The discussions continued over tea, but members also had a chance to browse the accessories Bring-and-Buy – assorted handbags, hats, scarves and jewellery brought along and all looking for new homes! A share of the proceeds was duly delivered to our funds.

Now we are Nine!

Our Annual Meeting on 16th March 2017 was the opportunity for members to elect a new Committee for the coming year and to review the events and achievements of 2016 – 17.

Our Secretary, Liz Anderson, in the Committee report gave a succinct summary of the variety of speakers, activities and excursions we have enjoyed, thanked members for their participation an interest and encouraged them to pass on the message to their friends that the W.I. is a great organisation and an excellent way of having fun in great company.

Retiring Treasurer, Stef Russell, reported that our finances are in healthy shape, but warned that we are still heavily reliant on our summer fundraising sale and cannot afford to be complacent. Our speakers this year have been more expensive than in previous years, and it becomes increasingly difficult to find good speakers who live locally enough not to cost us significantly in travel expenses.

Both the Committee and Treasurer’s Reports were approved by the members without exception.

Our President, Val Stevens, thanked the Committee for their hard work over the past year and presented Stef with flowers as a token of our gratitude for what can be a difficult – and sometimes frustrating – job.

The Committee for the coming year will be:

President: Val Stevens

Vice President: Jean Grey

Secretary: Liz Anderson

Treasurer: Jenny Fitton

Other members: Joan Hutchings, Liz Preston, Nina Sully

Following our formal business, we were able to celebrate the ninth birthday of Mount’s Bay W.I. with a drink and a slice of birthday cake!

President, Val Stevens, cuts our birthday cake at the 2017 Annual Meeting of Mount’s Bay W.I.

On the right track for Helston Railway

Roger from the Helston Railway Society with some of the many photographs of the work done by volunteeers

Roger from the Helston Railway Society with some of the many photographs of the work done by volunteeers

Our February speakers were volunteers from the Helston Railway Society, a group whose ambition is to reopen (eventually) all of the old branch line from Gwinear Road to Helston which was shut down by Dr. Beeching in the 1960s.

It was in October 2005 that volunteers began the mammoth task of clearing 40 years of vegetative growth from the first part of the line, since when one and a half miles of track between Prospidnick and Truthall have been reinstated.

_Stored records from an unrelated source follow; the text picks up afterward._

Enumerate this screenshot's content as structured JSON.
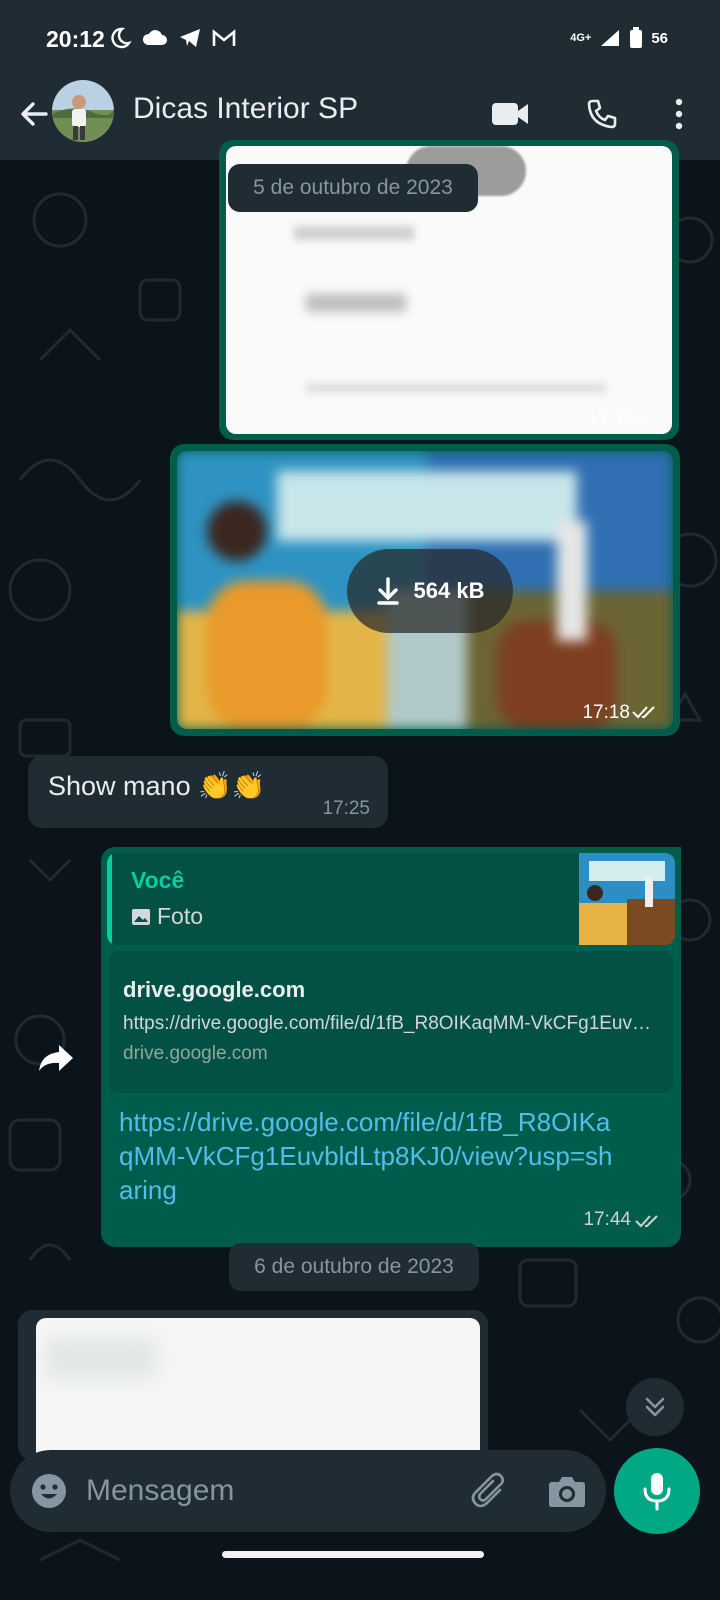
{
  "status_bar": {
    "time": "20:12",
    "network": "4G+",
    "battery": "56"
  },
  "header": {
    "contact_name": "Dicas Interior SP"
  },
  "messages": [
    {
      "type": "image",
      "direction": "outgoing",
      "time": "17:17",
      "status": "read"
    },
    {
      "type": "image",
      "direction": "outgoing",
      "download_size": "564 kB",
      "time": "17:18",
      "status": "read"
    },
    {
      "type": "text",
      "direction": "incoming",
      "text": "Show mano 👏👏",
      "time": "17:25"
    },
    {
      "type": "link",
      "direction": "outgoing",
      "quote": {
        "author": "Você",
        "media_label": "Foto"
      },
      "preview": {
        "title": "drive.google.com",
        "url": "https://drive.google.com/file/d/1fB_R8OIKaqMM-VkCFg1EuvbldLtp8KJ0/view?usp=sharing",
        "domain": "drive.google.com"
      },
      "link_text": "https://drive.google.com/file/d/1fB_R8OIKaqMM-VkCFg1EuvbldLtp8KJ0/view?usp=sharing",
      "time": "17:44",
      "status": "read"
    },
    {
      "type": "image",
      "direction": "incoming"
    }
  ],
  "date_chips": [
    "5 de outubro de 2023",
    "6 de outubro de 2023"
  ],
  "composer": {
    "placeholder": "Mensagem"
  },
  "colors": {
    "background": "#0b141a",
    "header": "#1f2c34",
    "outgoing_bubble": "#005c4b",
    "incoming_bubble": "#1f2c34",
    "accent": "#00a884",
    "link": "#53bdeb"
  },
  "icons": {
    "back": "arrow-left-icon",
    "video_call": "video-camera-icon",
    "voice_call": "phone-icon",
    "menu": "more-vertical-icon",
    "forward": "forward-icon",
    "scroll_down": "double-chevron-down-icon",
    "emoji": "emoji-icon",
    "attach": "paperclip-icon",
    "camera": "camera-icon",
    "mic": "microphone-icon"
  }
}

The first trains to run on the newly opened track were diesel, but the Railway now has its own steam engine, “William Murdoch” to pull the converted brake vans which form the passenger fleet.

Some of us could remember riding on the Helston branch line before its closure while others had parents who did so in days past (including the airmen and navy personnel stationed at Culdrose during and after the Second World War. Few of us, however, were aware so much work had been done to bring the line back into use – let alone that it had won a national award for the Best Preserved Railway!

The Helston Railway re-opens to the public in April and many of us will be making  trip this summer to make the half-hour ride up and down the line.

It Shouldn’t Happen to a Vicar!

vandaOur speaker for our first meeting of 2017 was the force of nature that is the Reverend Canon Vanda Perrett.

Vanda is the Priest in Charge of the Land’s End Benefice which, alongside St Sennen, also includes the churches of St Levan and St Buryan – quite an achievement for a lass named by her mother after a fictional serial adulterer and temptress from a Mills and Boon novel!

But then Vanda clearly makes a habit out of achieving the strange and unusual – sneaking out to the pub during training for her ordination, greeting the bishop wearing a practically identical (highly coloured) outfit, or conducting Christmas crib services by conscripting human substitutes for the shepherds, wise men and donkeys absent from the non-existent Crib display!

Regardless of our religious persuasions, Vanda had us laughing and crying at the stories she told from her years of service in the Church. To paraphrase what she was told by one of her tutors in the pre-ordination process, she may not be what the Church wants, but she is certainly what it needs!